[Work item]
State how many lines of the entries below hold the word "JSON"; reply with nothing but the number.

*-*-*

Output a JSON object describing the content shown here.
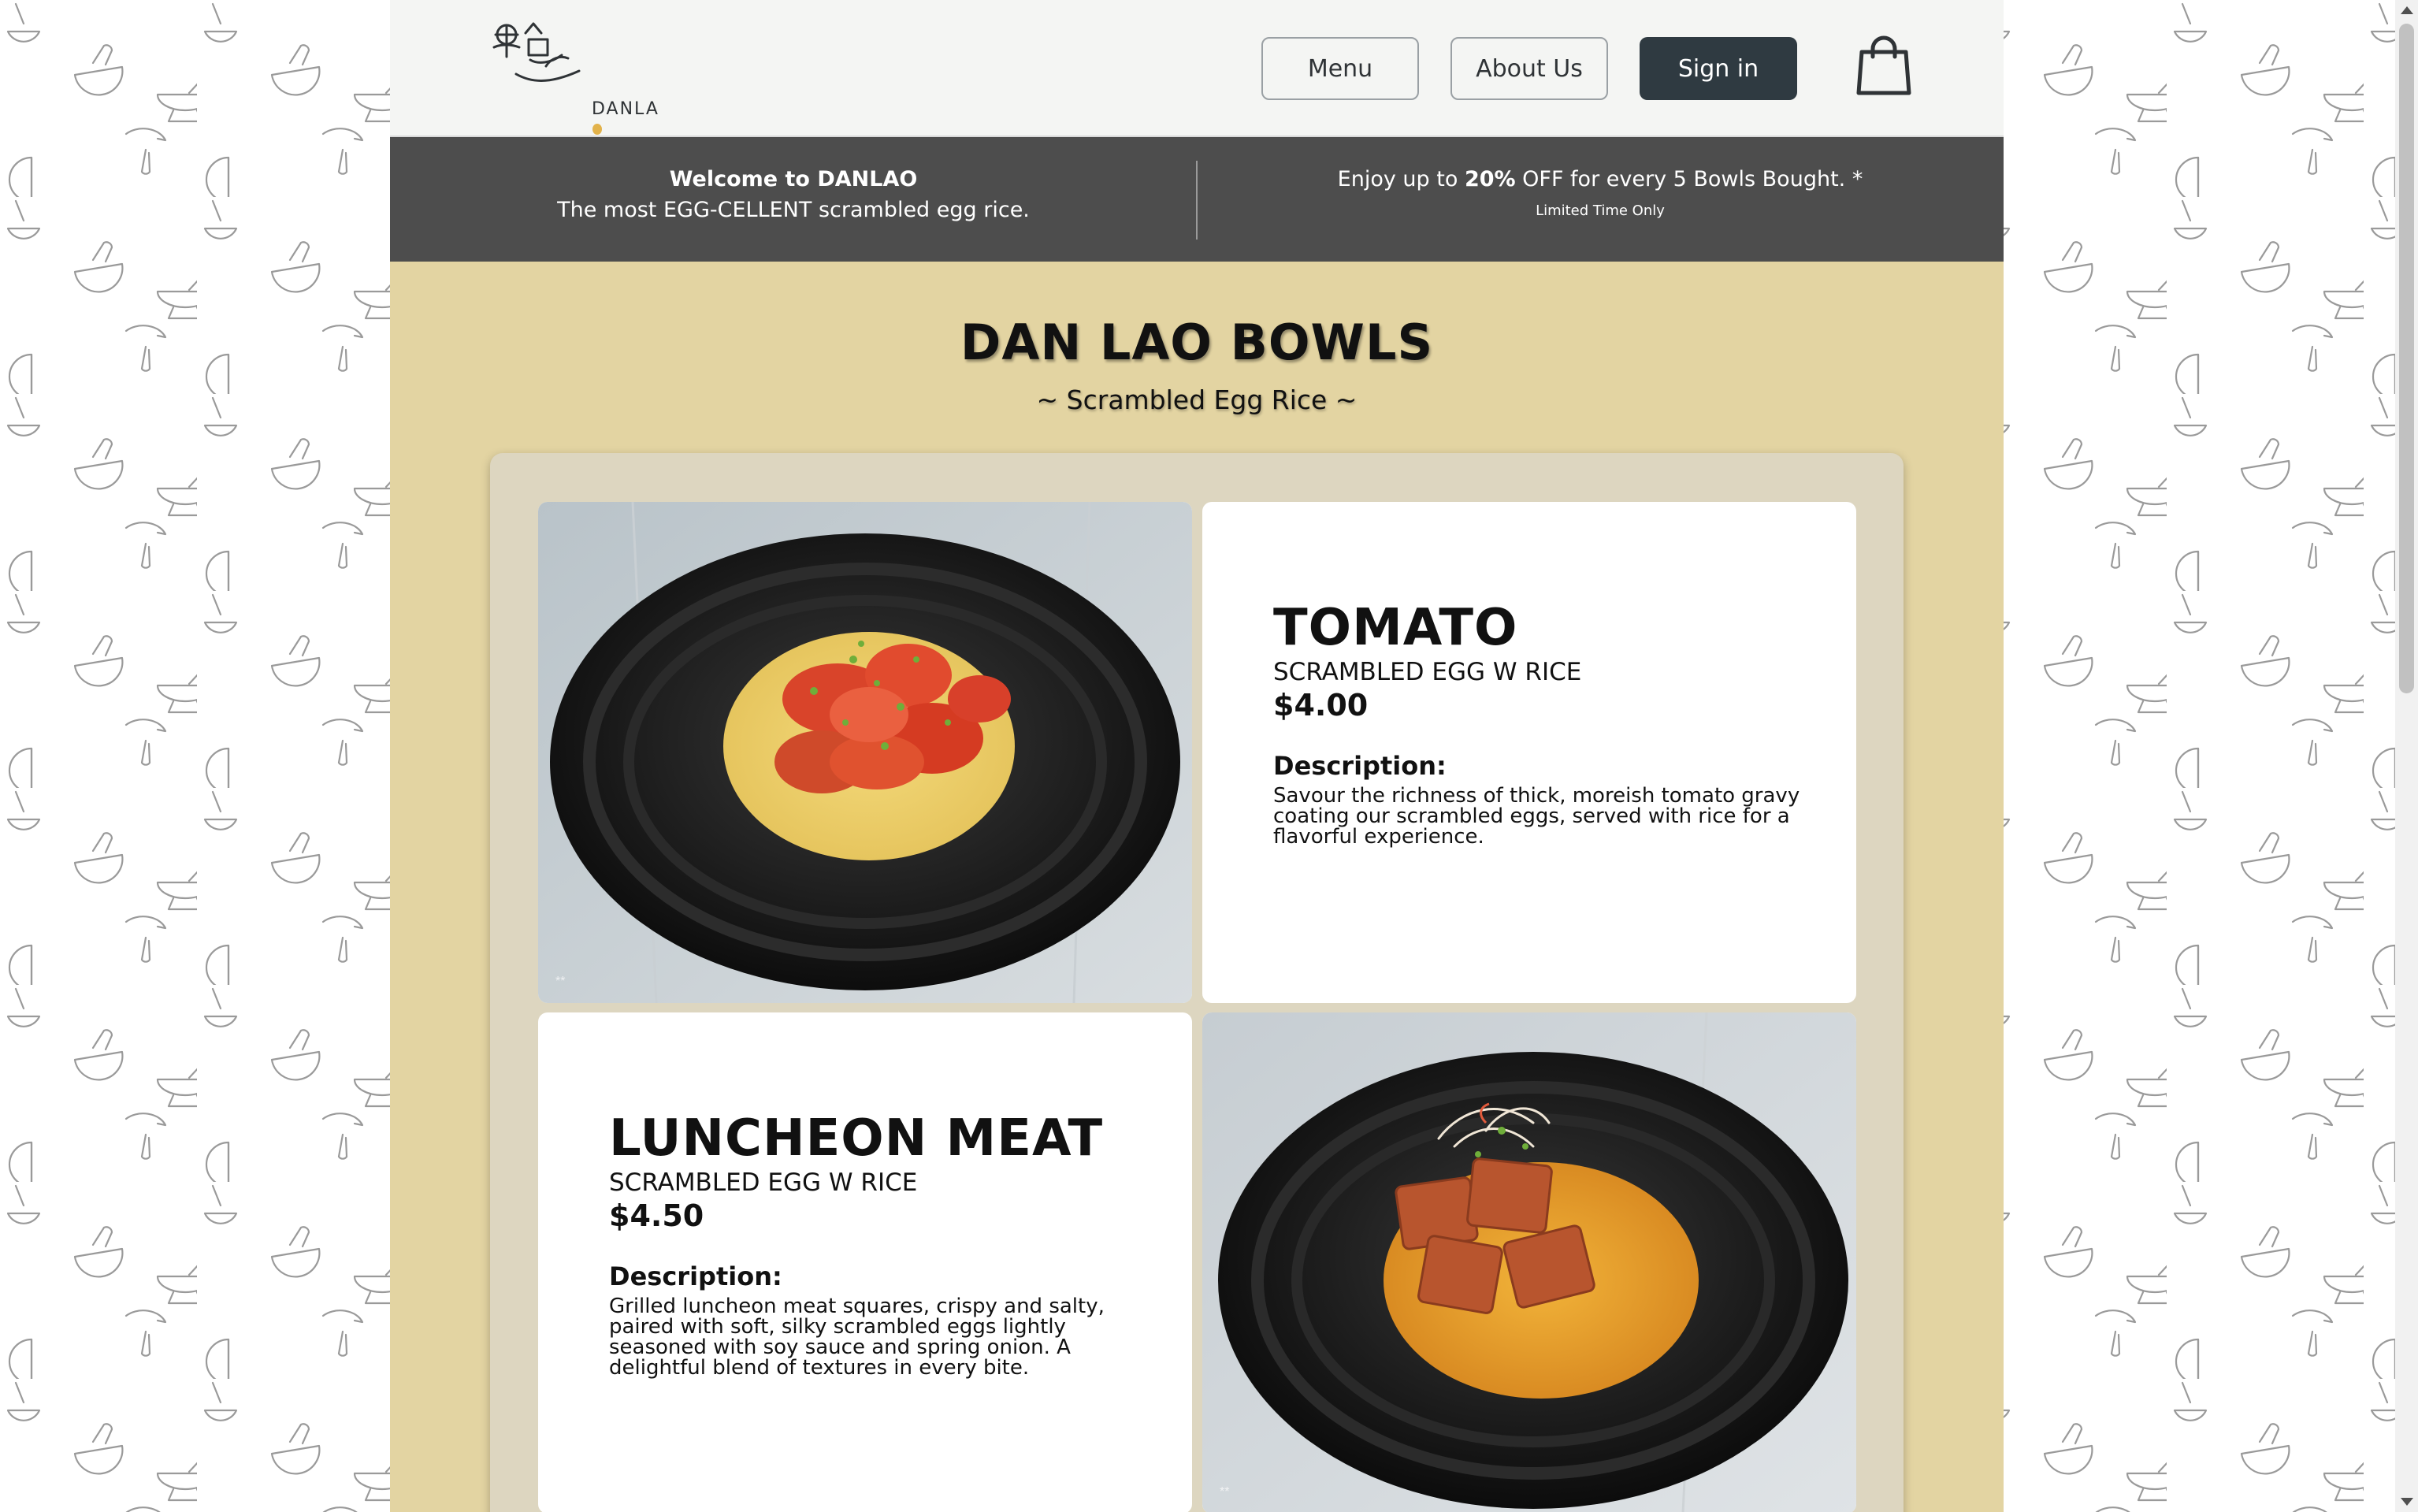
{
  "brand": {
    "name": "DANLA",
    "logo_icon": "danlao-egg-logo-icon"
  },
  "nav": {
    "menu_label": "Menu",
    "about_label": "About Us",
    "signin_label": "Sign in",
    "cart_icon": "shopping-bag-icon"
  },
  "promo": {
    "welcome": "Welcome to DANLAO",
    "tagline": "The most EGG-CELLENT scrambled egg rice.",
    "offer_prefix": "Enjoy up to ",
    "offer_bold": "20%",
    "offer_suffix": " OFF for every 5 Bowls Bought. *",
    "offer_note": "Limited Time Only"
  },
  "section": {
    "title": "DAN LAO BOWLS",
    "subtitle": "~ Scrambled Egg Rice ~"
  },
  "items": [
    {
      "name": "TOMATO",
      "subtitle": "SCRAMBLED EGG W RICE",
      "price": "$4.00",
      "desc_heading": "Description:",
      "description": "Savour the richness of thick, moreish tomato gravy coating our scrambled eggs, served with rice for a flavorful experience.",
      "image": "tomato-egg-rice-bowl-photo"
    },
    {
      "name": "LUNCHEON MEAT",
      "subtitle": "SCRAMBLED EGG W RICE",
      "price": "$4.50",
      "desc_heading": "Description:",
      "description": "Grilled luncheon meat squares, crispy and salty, paired with soft, silky scrambled eggs lightly seasoned with soy sauce and spring onion. A delightful blend of textures in every bite.",
      "image": "luncheon-meat-egg-rice-bowl-photo"
    }
  ],
  "colors": {
    "page_bg": "#e3d4a2",
    "header_bg": "#f4f5f3",
    "promo_bg": "#4d4d4d",
    "signin_bg": "#2f3a41",
    "panel_bg": "#ddd6c0"
  }
}
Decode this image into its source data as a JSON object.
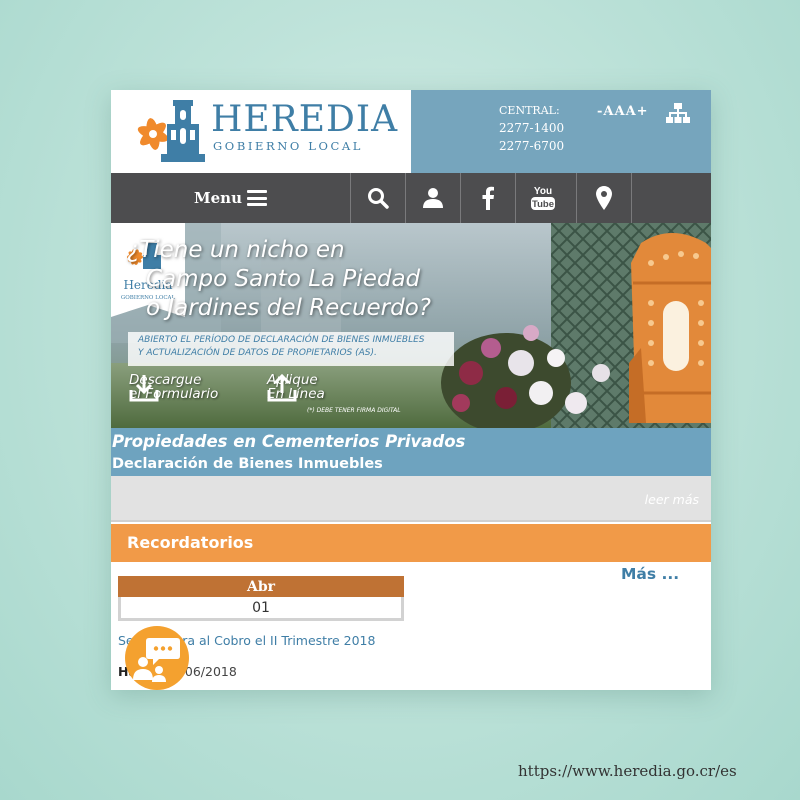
{
  "header": {
    "logo_title": "HEREDIA",
    "logo_subtitle": "GOBIERNO LOCAL",
    "central_label": "CENTRAL:",
    "phones": [
      "2277-1400",
      "2277-6700"
    ],
    "font_size_control": "-AAA+"
  },
  "nav": {
    "menu_label": "Menu",
    "icons": [
      "search-icon",
      "user-icon",
      "facebook-icon",
      "youtube-icon",
      "location-pin-icon"
    ],
    "youtube_top": "You",
    "youtube_bottom": "Tube"
  },
  "banner": {
    "headline": [
      "¿Tiene un nicho en",
      "Campo Santo La Piedad",
      "o Jardines del Recuerdo?"
    ],
    "notice": [
      "ABIERTO EL PERÍODO DE DECLARACIÓN DE BIENES INMUEBLES",
      "Y ACTUALIZACIÓN DE DATOS DE PROPIETARIOS (AS)."
    ],
    "download": [
      "Descargue",
      "el Formulario"
    ],
    "apply": [
      "Aplique",
      "En Línea"
    ],
    "note": "(*) DEBE TENER FIRMA DIGITAL",
    "badge_label": "Heredia",
    "badge_sublabel": "GOBIERNO LOCAL"
  },
  "caption": {
    "title": "Propiedades en Cementerios Privados",
    "subtitle": "Declaración de Bienes Inmuebles",
    "read_more": "leer más"
  },
  "reminders": {
    "title": "Recordatorios",
    "more": "Más ...",
    "month": "Abr",
    "day": "01",
    "item": "Se Pone en Cobro el II Trimestre 2018",
    "item_visible": "Se           tra al Cobro el II Trimestre 2018",
    "meta_label": "Ha",
    "meta_date": "06/2018"
  },
  "footer": {
    "url": "https://www.heredia.go.cr/es"
  },
  "colors": {
    "primary_blue": "#3f7ea6",
    "header_blue": "#76a5bd",
    "nav_gray": "#4d4d4f",
    "orange": "#f19a48",
    "date_brown": "#bf7234"
  }
}
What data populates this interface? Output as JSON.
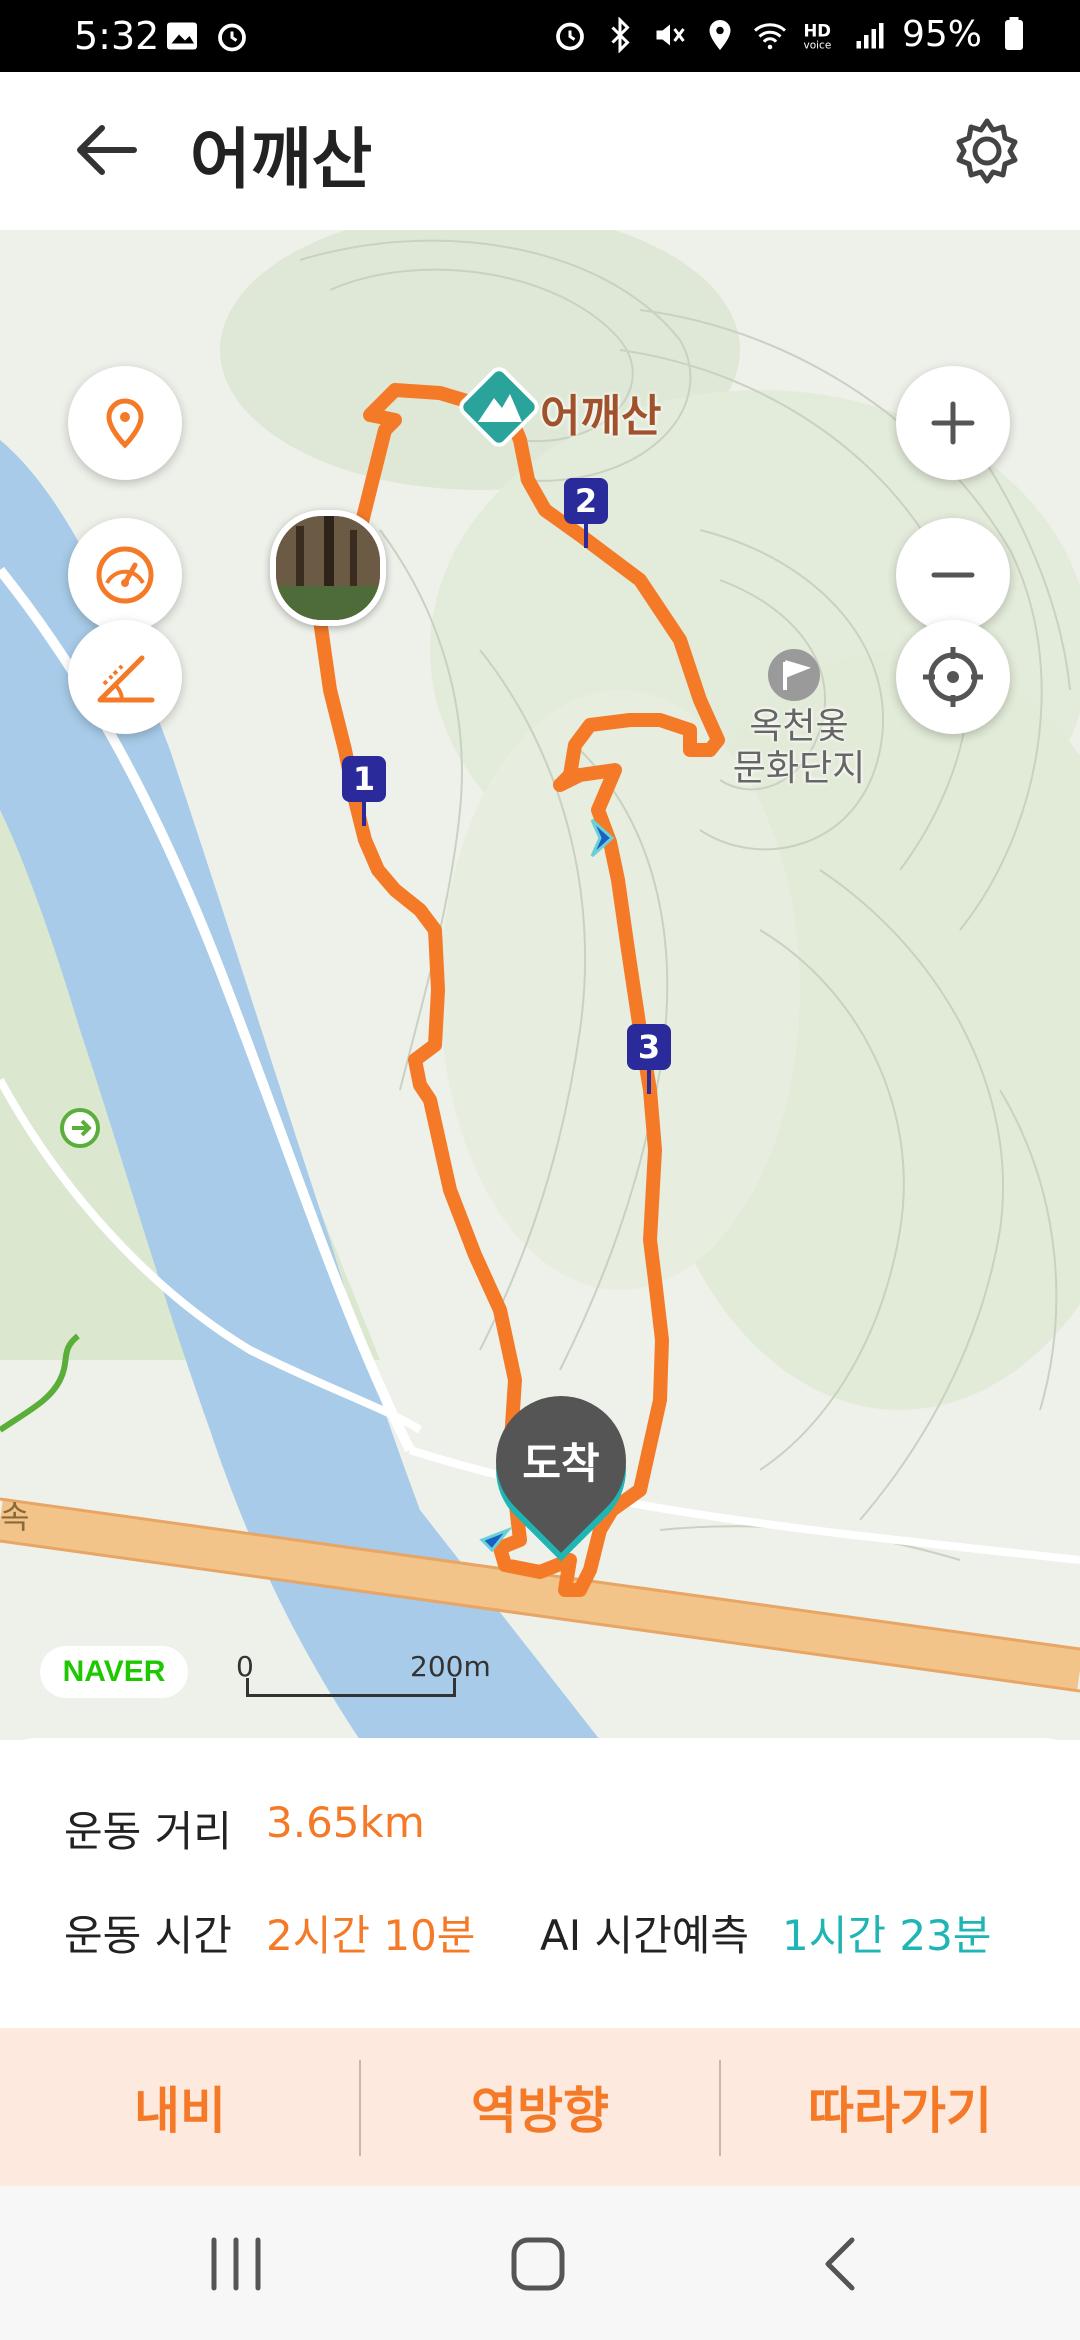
{
  "status_bar": {
    "time": "5:32",
    "battery": "95%",
    "icons": [
      "gallery-icon",
      "alarm-icon",
      "alarm-icon",
      "bluetooth-icon",
      "mute-icon",
      "location-icon",
      "wifi-icon",
      "hd-voice-icon",
      "signal-icon",
      "battery-icon"
    ]
  },
  "header": {
    "title": "어깨산",
    "back_icon": "back-arrow-icon",
    "settings_icon": "gear-icon"
  },
  "map": {
    "summit_label": "어깨산",
    "poi_label": "옥천옻\n문화단지",
    "route_markers": [
      "1",
      "2",
      "3"
    ],
    "arrival_label": "도착",
    "edge_label": "속",
    "provider": "NAVER",
    "scale_start": "0",
    "scale_end": "200m",
    "left_controls": [
      "location-pin-icon",
      "speedometer-icon",
      "slope-icon"
    ],
    "right_controls": [
      "zoom-in-icon",
      "zoom-out-icon",
      "crosshair-icon"
    ],
    "colors": {
      "route": "#f47a28",
      "river": "#a7cbe8",
      "road": "#f3c48a"
    }
  },
  "stats": {
    "distance_label": "운동 거리",
    "distance_value": "3.65km",
    "time_label": "운동 시간",
    "time_value": "2시간 10분",
    "ai_label": "AI 시간예측",
    "ai_value": "1시간 23분"
  },
  "actions": {
    "navi": "내비",
    "reverse": "역방향",
    "follow": "따라가기"
  },
  "navbar": [
    "recent-apps-icon",
    "home-icon",
    "back-icon"
  ]
}
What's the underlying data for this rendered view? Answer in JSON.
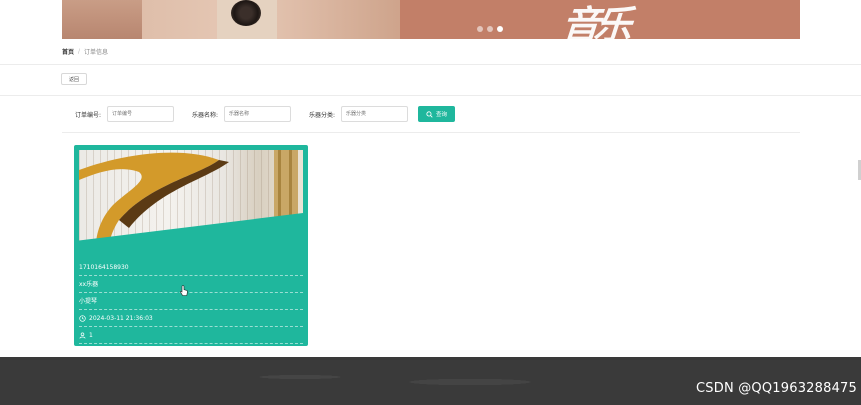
{
  "banner": {
    "headline": "音乐",
    "carousel_count": 3,
    "carousel_active": 3
  },
  "breadcrumb": {
    "home": "首页",
    "separator": "/",
    "current": "订单信息"
  },
  "toolbar": {
    "back_label": "返回"
  },
  "search": {
    "order_no_label": "订单编号:",
    "order_no_placeholder": "订单编号",
    "instrument_name_label": "乐器名称:",
    "instrument_name_placeholder": "乐器名称",
    "instrument_category_label": "乐器分类:",
    "instrument_category_placeholder": "乐器分类",
    "button_label": "查询"
  },
  "card": {
    "order_no": "1710164158930",
    "instrument_name": "xx乐器",
    "category": "小提琴",
    "datetime": "2024-03-11 21:36:03",
    "quantity": "1",
    "icons": {
      "time": "clock-icon",
      "user": "user-icon"
    }
  },
  "watermark": "CSDN @QQ1963288475",
  "colors": {
    "accent": "#1fb79d",
    "footer": "#3a3a3a"
  }
}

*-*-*

[Response below]
4